From an outsider’s perspective, the Big Tech trend of creating vast, high-design campuses that cradle their dogged workers in secluded, thematic environments seems ideologically on par with cultism, two signs of which, according the The Atlantic, are “isolating members” and “inappropriate loyalty to leaders.” If you do worship at the altar of Mark Zuckerberg, frequent guest of the U.S. Congress, perhaps it’s because he’s a prospective savior of the Bay Area residential crisis: Caused by a confrontation between excessive staffing at tech companies and a historically limited housing inventory, Zuckerberg’s Willow Village redevelopment project includes 1,500 apartment homes, including 225 affordable units.
The Village will be adjacent to Facebook’s main campus in Menlo Park, designed by international starchitect Frank Gehry. Its latest mind-boggling expansion, MPK 21, was unveiled in Fall 2018 after a speedy 18-month construction—MPK20, the 430,000-square-foot sibling, is a few years older and was also designed by Gehry. LEED Platinum-certified, MPK21 encompasses 525,000 square feet of industrial-cabin–style workspace complete with a “main street” and “neighborhoods” of offices. Exposed wooden beams aren’t as functional as they are aesthetically mountainy, and there’s enough unfinished plywood—cost-effective and utilitarian, the material reveals a distinctive grain and evokes start-up level ambition—to have cleared out Home Depot inventories within a 300-mile radius.
The campus’s woodsy environment may be fabricated (MPK 21’s 3.6-acre rooftop park is planted with 200 trees, and the Town Square and The Bowl amphitheater are enclosed by redwoods), but whether it’s just as effective at calming coders as a native forest would be is up for debate—are the peaceful, easy feelings as authentic as they could be? Luckily, you don’t have to work at Facebook to pick up an existential quandary, you can just log into your account.
If you want to enrage the NIMBYs, make plans to set up a homeless Navigation Center within eyeshot of their rooftop pool. Despite vehement opposition, a court has shot down a NIMBY lawsuit challenging the construction of one of these pioneering shelters, and it is scheduled to open, in all its tenty, ad-hoc glory, on a parking lot facing the Embarcadero by the end of the year.

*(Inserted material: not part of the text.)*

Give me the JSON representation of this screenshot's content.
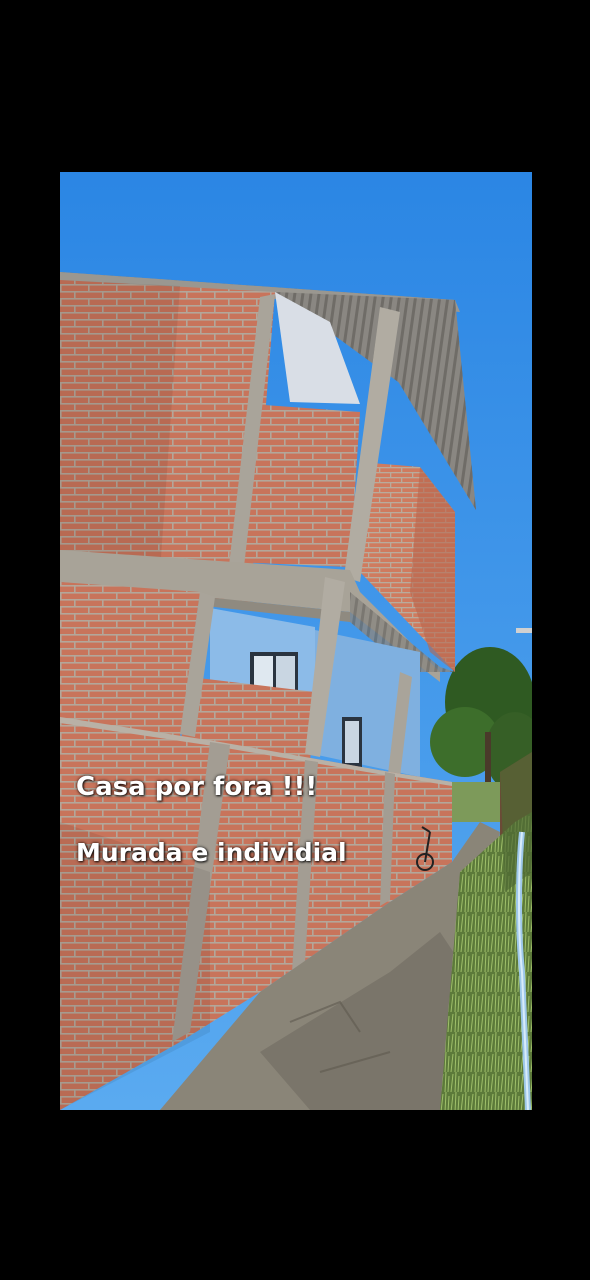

Navigation Centers launched in 2015 under late Mayor Ed Lee and his former homeless czar, supervisor Bevan Dufty, as a way to disrupt the staid shelter model: The centers only take referrals from the Homeless Outreach Team, who are on the lookout for a particular subset of the population—those who have lived on the streets for more than a decade and who also suffer from addiction, mental illness, or other prohibiting problems. Even though Navigation Centers allow pets and partners and don’t enforce a curfew, they offer intensive counseling for substance abuse and job placement, among other issues. And while the goal is to place residents in permanent housing within 90 days, there is no formal limit on their stay, which might be the program’s most humane ground rule of all—knowing that timelines are nothing if not individual, action is required, but rushing is not.

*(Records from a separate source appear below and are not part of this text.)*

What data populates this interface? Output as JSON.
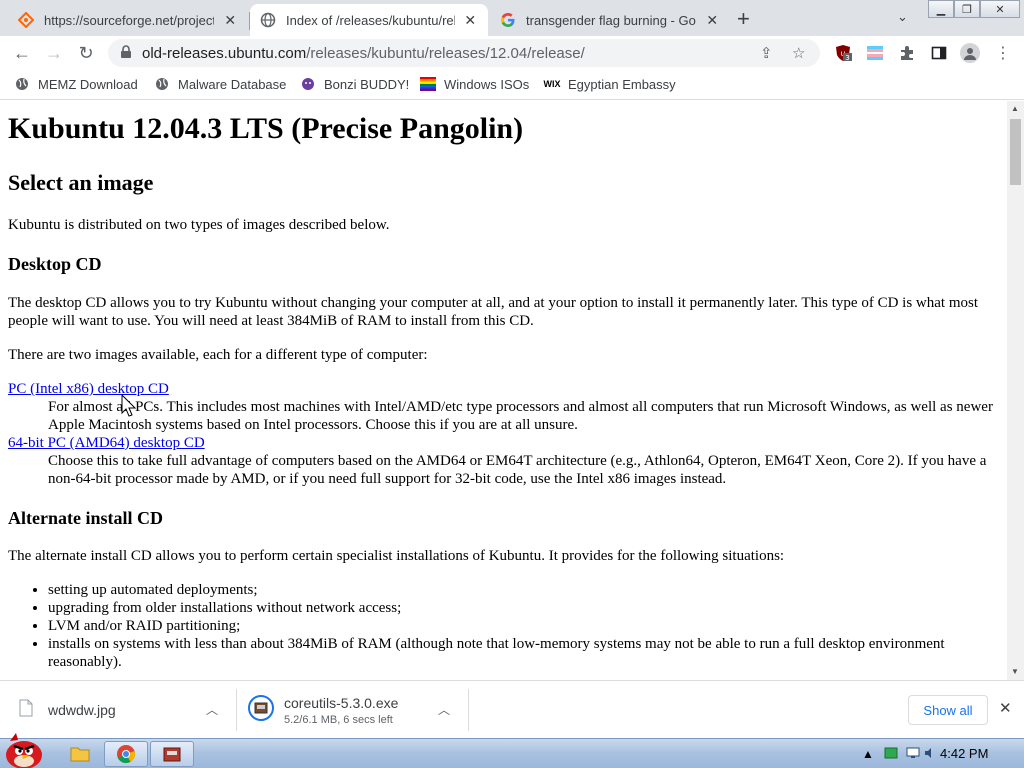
{
  "tabs": [
    {
      "title": "https://sourceforge.net/projects/",
      "active": false
    },
    {
      "title": "Index of /releases/kubuntu/releases/",
      "active": true
    },
    {
      "title": "transgender flag burning - Google Search",
      "active": false
    }
  ],
  "address_bar": {
    "host": "old-releases.ubuntu.com",
    "path": "/releases/kubuntu/releases/12.04/release/"
  },
  "extension_badge": "3",
  "bookmarks": [
    {
      "label": "MEMZ Download",
      "icon": "globe-icon"
    },
    {
      "label": "Malware Database",
      "icon": "globe-icon"
    },
    {
      "label": "Bonzi BUDDY!",
      "icon": "bonzi-icon"
    },
    {
      "label": "Windows ISOs",
      "icon": "rainbow-flag-icon"
    },
    {
      "label": "Egyptian Embassy",
      "icon": "wix-icon"
    }
  ],
  "page": {
    "title": "Kubuntu 12.04.3 LTS (Precise Pangolin)",
    "subtitle": "Select an image",
    "intro": "Kubuntu is distributed on two types of images described below.",
    "desktop_heading": "Desktop CD",
    "desktop_text": "The desktop CD allows you to try Kubuntu without changing your computer at all, and at your option to install it permanently later. This type of CD is what most people will want to use. You will need at least 384MiB of RAM to install from this CD.",
    "two_images": "There are two images available, each for a different type of computer:",
    "link_x86": "PC (Intel x86) desktop CD",
    "desc_x86": "For almost all PCs. This includes most machines with Intel/AMD/etc type processors and almost all computers that run Microsoft Windows, as well as newer Apple Macintosh systems based on Intel processors. Choose this if you are at all unsure.",
    "link_amd64": "64-bit PC (AMD64) desktop CD",
    "desc_amd64": "Choose this to take full advantage of computers based on the AMD64 or EM64T architecture (e.g., Athlon64, Opteron, EM64T Xeon, Core 2). If you have a non-64-bit processor made by AMD, or if you need full support for 32-bit code, use the Intel x86 images instead.",
    "alt_heading": "Alternate install CD",
    "alt_text": "The alternate install CD allows you to perform certain specialist installations of Kubuntu. It provides for the following situations:",
    "alt_items": [
      "setting up automated deployments;",
      "upgrading from older installations without network access;",
      "LVM and/or RAID partitioning;",
      "installs on systems with less than about 384MiB of RAM (although note that low-memory systems may not be able to run a full desktop environment reasonably)."
    ]
  },
  "downloads": [
    {
      "name": "wdwdw.jpg",
      "status": ""
    },
    {
      "name": "coreutils-5.3.0.exe",
      "status": "5.2/6.1 MB, 6 secs left"
    }
  ],
  "show_all": "Show all",
  "clock": "4:42 PM"
}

When the Embarcadero Navigation Center opens, it will be the seventh in operation in the city. The San Francisco Chronicle reports that 57 percent of the approximately 3,000 homeless that have come through the program have found housing elsewhere. (Success rates and types of housing vary, according to Mission Local’s Joe Eskenazi.) In a city where approximately 4,300 people (or more) sleep on the streets nightly, this program is a significant stride in the right direction. And if proposed legislation to build a Navigation Center in every single district in the city passes, be sure to check Next Door for details on the inevitable formation of NIMBY Neighborhood Watch groups, meeting soon at a poolside near you.